Yet Australia’s performance Wednesday at least suggested that the claim had some degree of merit. Australia settled into last as stablemate and pacesetter Kingfisher came past a headstrong Mukhadram to set the tempo over the firm, fast-playing, left-handed course at York. And there Australia stayed until there was about a half-mile left in the Juddmonte International, a race covering one mile, two furlongs, and 88 yards.

Coming wide nearest the stands, Australia reached the back of the lead pack without being asked, and when called upon for run with three furlongs left, he easily ranged up to take command. Joseph O’Brien cropped him twice right-handed, encouraged him once left-handed, and when Australia jigged right at the latter blow, O’Brien merely showed Australia his stick in the final yards.

The outcome never seemed in doubt once Australia ranged up. The Grey Gatsby, who had raced in front of Australia, got into a little pocket with about three furlongs left and wound up swinging outside to follow Australia home. He easily bested the rest of the field but was no real match for Australia, who is beginning to look like the best English Derby winner since Workforce in 2010 if not Sea the Stars in 2009. His winning time Wednesday off a modest early tempo was 2:07.35.
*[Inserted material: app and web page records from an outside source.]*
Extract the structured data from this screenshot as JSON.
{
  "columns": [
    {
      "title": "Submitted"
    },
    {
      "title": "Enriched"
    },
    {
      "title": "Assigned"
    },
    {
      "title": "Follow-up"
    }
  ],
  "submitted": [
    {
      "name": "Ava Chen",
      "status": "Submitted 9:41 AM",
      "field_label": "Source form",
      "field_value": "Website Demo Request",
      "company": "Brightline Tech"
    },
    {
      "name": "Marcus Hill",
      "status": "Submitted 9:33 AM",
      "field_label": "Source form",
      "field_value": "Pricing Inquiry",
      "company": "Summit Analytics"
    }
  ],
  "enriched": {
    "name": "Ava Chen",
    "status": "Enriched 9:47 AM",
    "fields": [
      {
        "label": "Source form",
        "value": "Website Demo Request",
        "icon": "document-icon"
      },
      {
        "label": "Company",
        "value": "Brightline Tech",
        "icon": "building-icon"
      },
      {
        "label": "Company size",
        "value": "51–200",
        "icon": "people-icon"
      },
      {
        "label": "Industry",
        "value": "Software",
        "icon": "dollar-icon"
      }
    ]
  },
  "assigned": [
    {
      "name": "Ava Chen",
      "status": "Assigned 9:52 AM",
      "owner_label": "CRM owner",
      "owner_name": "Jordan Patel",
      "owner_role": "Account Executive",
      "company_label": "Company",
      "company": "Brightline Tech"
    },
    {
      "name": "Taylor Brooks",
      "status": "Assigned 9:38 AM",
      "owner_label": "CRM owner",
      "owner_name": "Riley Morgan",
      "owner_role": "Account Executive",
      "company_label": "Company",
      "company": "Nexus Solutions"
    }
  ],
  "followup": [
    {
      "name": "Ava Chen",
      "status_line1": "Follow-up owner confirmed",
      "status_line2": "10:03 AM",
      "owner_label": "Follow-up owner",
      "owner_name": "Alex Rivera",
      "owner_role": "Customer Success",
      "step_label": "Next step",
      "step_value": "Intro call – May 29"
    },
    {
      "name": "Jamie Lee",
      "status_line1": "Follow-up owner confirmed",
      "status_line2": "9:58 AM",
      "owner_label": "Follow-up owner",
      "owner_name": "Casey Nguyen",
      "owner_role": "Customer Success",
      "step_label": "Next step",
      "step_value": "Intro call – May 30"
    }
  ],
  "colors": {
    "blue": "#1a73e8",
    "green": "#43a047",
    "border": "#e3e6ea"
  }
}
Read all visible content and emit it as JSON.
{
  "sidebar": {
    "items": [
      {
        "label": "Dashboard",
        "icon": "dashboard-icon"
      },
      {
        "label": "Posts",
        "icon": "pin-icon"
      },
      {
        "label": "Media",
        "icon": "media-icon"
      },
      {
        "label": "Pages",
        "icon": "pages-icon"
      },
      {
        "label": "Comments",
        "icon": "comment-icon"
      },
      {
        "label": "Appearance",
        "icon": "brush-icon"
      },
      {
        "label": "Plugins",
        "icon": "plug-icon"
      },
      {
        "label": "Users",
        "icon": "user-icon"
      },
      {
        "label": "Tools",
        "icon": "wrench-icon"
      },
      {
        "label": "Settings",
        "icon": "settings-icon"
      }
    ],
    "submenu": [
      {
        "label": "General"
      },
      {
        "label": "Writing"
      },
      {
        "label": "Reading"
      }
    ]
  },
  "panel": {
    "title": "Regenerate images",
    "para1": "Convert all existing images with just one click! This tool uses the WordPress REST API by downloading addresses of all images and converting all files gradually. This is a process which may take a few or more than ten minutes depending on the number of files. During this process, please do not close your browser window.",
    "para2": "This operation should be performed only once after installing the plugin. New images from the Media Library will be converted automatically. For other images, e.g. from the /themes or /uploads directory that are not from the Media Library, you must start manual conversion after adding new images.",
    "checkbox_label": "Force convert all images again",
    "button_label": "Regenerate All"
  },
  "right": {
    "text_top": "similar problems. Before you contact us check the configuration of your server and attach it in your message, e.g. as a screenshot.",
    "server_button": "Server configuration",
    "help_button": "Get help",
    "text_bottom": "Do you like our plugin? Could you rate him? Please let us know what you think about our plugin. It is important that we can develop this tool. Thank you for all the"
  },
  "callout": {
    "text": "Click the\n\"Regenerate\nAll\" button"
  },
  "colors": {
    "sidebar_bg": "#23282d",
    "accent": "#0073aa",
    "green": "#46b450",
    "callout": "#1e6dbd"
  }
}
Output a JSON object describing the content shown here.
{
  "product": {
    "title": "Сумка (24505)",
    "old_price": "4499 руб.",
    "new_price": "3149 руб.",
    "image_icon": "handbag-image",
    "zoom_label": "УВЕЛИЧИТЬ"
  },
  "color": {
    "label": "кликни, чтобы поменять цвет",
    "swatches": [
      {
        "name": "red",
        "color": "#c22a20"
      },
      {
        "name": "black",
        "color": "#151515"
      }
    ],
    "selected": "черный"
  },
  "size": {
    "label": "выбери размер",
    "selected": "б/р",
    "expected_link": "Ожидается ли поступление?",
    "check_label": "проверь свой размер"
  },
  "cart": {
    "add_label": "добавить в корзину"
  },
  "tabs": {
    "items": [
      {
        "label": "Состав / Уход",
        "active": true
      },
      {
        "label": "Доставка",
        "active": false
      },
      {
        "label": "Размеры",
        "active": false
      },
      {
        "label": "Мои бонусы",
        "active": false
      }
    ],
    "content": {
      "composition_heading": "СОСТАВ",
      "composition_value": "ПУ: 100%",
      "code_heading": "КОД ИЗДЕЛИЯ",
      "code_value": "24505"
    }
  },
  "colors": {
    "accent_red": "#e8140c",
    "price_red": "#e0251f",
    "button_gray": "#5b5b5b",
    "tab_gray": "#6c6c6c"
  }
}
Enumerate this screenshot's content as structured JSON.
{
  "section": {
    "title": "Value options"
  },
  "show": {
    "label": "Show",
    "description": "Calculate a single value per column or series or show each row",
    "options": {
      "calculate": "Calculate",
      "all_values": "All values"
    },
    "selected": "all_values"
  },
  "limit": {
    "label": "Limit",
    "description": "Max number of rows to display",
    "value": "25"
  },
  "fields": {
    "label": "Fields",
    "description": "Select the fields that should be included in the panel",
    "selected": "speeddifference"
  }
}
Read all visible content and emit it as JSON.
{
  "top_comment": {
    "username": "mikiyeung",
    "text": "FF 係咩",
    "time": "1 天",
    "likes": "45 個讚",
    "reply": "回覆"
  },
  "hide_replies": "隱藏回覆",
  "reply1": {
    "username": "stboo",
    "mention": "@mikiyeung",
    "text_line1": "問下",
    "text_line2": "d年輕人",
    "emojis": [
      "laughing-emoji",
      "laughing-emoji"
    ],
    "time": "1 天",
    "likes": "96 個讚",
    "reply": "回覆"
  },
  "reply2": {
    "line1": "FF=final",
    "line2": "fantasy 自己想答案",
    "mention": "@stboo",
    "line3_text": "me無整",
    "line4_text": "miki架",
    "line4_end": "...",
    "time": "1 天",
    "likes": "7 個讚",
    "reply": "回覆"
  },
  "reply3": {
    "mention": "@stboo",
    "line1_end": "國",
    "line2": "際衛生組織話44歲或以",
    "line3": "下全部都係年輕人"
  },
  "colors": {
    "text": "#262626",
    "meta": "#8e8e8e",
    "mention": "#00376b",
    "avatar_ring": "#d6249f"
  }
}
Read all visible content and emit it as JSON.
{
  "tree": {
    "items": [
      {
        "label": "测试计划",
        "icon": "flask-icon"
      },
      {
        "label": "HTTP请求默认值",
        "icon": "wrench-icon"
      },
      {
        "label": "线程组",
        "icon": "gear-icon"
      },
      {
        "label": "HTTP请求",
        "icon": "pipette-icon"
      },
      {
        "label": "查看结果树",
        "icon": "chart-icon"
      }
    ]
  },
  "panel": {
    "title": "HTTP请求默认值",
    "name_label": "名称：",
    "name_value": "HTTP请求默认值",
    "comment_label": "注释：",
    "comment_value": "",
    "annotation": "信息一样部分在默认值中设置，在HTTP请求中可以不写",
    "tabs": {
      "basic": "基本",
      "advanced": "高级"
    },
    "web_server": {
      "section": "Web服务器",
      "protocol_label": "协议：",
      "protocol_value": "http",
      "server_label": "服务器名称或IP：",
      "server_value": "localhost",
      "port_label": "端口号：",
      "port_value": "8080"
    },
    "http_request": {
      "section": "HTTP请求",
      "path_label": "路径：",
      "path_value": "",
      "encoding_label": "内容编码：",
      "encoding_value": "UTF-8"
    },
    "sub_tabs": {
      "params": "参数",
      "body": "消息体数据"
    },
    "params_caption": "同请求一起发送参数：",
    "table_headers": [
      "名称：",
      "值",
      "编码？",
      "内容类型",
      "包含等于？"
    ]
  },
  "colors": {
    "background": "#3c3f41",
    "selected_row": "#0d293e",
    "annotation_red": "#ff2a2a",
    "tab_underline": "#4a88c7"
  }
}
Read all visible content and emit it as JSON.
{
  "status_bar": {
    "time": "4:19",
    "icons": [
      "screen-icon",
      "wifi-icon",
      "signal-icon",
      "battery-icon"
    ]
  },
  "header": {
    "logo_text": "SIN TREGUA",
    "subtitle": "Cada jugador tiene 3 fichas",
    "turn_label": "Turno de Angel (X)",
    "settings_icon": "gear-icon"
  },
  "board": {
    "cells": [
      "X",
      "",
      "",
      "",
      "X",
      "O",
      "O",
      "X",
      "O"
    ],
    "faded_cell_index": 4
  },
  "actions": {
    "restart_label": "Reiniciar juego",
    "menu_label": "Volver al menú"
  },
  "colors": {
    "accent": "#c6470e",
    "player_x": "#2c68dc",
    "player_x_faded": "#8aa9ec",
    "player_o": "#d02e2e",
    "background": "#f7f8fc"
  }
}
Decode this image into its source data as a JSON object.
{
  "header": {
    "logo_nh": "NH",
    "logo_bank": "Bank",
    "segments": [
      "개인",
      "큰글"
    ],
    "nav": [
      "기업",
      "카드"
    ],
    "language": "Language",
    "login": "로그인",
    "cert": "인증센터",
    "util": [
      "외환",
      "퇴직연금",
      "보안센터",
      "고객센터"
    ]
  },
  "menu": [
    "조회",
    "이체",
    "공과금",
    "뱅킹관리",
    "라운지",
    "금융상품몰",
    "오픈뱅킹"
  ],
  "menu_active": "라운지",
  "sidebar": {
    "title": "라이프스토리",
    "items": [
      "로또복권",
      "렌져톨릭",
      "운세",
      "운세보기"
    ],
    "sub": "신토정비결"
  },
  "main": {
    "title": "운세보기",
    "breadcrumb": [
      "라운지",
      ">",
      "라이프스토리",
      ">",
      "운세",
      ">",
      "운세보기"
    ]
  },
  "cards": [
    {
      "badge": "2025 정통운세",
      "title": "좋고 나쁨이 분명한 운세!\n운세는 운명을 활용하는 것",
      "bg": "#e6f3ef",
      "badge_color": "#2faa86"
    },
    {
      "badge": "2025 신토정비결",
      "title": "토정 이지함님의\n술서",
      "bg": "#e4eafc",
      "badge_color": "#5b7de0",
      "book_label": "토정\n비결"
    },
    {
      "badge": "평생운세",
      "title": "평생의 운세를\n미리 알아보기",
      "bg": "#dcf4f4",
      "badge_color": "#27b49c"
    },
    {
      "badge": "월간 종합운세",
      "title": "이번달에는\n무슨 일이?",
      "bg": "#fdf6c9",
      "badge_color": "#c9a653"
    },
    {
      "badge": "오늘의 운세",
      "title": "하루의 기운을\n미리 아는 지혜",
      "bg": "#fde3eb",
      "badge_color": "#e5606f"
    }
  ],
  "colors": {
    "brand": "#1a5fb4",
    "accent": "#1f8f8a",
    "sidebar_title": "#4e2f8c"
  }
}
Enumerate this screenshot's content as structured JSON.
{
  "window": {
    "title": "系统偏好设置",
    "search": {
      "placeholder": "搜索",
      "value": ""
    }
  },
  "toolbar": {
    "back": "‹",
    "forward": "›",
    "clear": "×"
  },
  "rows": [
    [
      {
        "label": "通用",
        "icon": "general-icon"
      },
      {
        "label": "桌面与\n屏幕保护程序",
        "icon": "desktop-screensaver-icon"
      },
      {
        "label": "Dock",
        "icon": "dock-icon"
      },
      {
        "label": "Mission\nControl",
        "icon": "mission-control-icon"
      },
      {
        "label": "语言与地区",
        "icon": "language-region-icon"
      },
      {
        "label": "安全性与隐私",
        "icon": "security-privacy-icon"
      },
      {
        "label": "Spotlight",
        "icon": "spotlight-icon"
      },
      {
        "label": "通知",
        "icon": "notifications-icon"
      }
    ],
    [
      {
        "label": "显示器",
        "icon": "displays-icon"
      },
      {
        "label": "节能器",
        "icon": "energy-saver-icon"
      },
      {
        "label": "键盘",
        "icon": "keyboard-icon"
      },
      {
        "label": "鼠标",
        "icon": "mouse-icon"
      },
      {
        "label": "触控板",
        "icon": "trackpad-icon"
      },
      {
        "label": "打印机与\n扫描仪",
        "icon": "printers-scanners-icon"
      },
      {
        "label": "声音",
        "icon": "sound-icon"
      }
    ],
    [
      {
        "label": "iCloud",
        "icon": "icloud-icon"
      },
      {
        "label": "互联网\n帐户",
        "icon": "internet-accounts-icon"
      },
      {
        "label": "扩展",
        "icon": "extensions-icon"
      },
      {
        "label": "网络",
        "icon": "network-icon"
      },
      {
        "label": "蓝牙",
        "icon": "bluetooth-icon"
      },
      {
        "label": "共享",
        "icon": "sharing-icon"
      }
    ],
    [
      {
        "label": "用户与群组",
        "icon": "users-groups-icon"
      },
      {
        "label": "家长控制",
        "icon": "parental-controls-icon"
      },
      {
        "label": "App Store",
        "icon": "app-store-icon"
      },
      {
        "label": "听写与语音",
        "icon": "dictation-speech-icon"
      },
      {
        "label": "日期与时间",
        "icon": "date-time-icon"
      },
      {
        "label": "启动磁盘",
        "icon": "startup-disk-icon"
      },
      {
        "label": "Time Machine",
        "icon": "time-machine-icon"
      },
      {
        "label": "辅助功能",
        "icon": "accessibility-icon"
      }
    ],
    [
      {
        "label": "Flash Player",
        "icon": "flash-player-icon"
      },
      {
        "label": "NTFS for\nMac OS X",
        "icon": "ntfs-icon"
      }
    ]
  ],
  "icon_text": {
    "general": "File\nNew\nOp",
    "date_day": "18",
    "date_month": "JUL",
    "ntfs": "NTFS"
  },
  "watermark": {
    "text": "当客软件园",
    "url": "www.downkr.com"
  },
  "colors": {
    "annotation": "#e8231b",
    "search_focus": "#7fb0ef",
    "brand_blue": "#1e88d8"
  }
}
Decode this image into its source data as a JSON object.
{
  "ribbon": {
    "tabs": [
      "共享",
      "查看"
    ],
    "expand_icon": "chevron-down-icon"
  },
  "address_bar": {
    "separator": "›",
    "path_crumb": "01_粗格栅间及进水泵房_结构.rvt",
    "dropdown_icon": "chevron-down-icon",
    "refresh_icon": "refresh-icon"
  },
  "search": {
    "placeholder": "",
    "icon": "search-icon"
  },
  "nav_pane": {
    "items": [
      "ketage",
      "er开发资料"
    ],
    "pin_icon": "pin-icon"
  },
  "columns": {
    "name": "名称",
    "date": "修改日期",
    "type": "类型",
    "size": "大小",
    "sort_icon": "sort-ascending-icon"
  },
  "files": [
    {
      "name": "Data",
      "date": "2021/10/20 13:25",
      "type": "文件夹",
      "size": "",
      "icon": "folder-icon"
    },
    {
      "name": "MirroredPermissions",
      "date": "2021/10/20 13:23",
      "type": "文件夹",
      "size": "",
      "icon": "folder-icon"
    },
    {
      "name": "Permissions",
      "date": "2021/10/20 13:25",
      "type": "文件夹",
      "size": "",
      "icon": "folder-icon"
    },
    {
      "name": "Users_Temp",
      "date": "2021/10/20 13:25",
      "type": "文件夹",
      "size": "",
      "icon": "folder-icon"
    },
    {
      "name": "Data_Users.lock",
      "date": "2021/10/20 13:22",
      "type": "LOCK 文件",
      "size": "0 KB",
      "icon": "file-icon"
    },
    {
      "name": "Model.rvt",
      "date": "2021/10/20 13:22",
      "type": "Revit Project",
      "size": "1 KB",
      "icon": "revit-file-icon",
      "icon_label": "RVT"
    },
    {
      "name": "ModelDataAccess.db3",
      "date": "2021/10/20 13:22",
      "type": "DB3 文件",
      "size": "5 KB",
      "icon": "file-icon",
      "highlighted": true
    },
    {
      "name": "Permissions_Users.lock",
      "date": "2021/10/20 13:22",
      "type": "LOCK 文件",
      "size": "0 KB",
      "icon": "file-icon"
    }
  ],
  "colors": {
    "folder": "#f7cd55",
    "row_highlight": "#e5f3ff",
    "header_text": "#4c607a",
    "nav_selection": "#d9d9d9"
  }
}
Australia could make his next start Sept. 13 in the Irish Champion Stakes at Leopardstown, where he’d be an odds-on favorite. A tougher test – his toughest – could come later this year in the Prix de l’Arc de Triomphe.